I am fairly new to Python and trying towork on this problem. I want to split the file which contains two seuqence of letters by the blank line that separates them then 'compare' them:

What you need to do: Text file genesequences.txt contains two gene sequences, separated
from each other by an empty line. Write a program that will read the gene sequences in
(make sure to discard the ‘\n’ characters when you read in the gene sequences), and find the longest region that is shared between the sequences that is also homozygous (has “A” and“B” but no “C”). You may assume that the shared regions will be in the same location in
both gene sequences, so you will only have to check regions starting at the same location in
both sequences.

I think you will want to read and store both gene sequences in two variables, and
discard any extraneous characters but A, B and C. (ii) Use a window that starts with a size of1, but increases by 1 for each iteration, and goes upto length of the entire string. In each
iteration, check window-sized regions of the two sequences. If a match is found, and it does
not contain a ‘C’, note the location and length of the match. (iii) Note that if you use an
increasing window size, any subsequent match will be bigger than previous matches.)

Any ideas? Thanks.

Which part are you struggling with?

Here's how you open a file:

fh = open( 'file.txt' )

how do i split a file that has 3 separate sequences all divided by a blank line-essentially i want each sequence in a different variable

There are many ways to do it; however if it were me this is the approach I would take:

fh = open( 'myfile.txt' )
lines = fh.readlines()

my_lines = [ line.strip() for line in lines if line.strip() ]
if len( my_lines ) == 3:
    var1, var2, var3 = my_lines
    print 'File contains incorrect data:'
    print ''.join( lines )

The file method readlines() returns a list containing each line in a file as an element.

After closing the file handle, I used a "list comprehension" to iterate through each element of lines (each line), strip() off any leading/trailing whitespace (such as \n newline seperators) and then store them if they contained any characters.
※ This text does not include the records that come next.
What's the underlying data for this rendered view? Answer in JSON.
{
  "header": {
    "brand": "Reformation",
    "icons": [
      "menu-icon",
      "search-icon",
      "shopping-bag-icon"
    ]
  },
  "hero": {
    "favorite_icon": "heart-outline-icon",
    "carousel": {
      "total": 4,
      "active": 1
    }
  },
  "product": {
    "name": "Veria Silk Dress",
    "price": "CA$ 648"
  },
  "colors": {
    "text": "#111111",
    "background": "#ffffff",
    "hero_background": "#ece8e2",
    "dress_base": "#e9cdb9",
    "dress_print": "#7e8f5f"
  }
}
Finally I just made sure that I ended up with three variables by checking the length of my lines container. If it contains more or less than three elements, I print it out so that I can check what the contents of the file were. The join() method simply joins each line back together into a string so that you can read it easier when printing.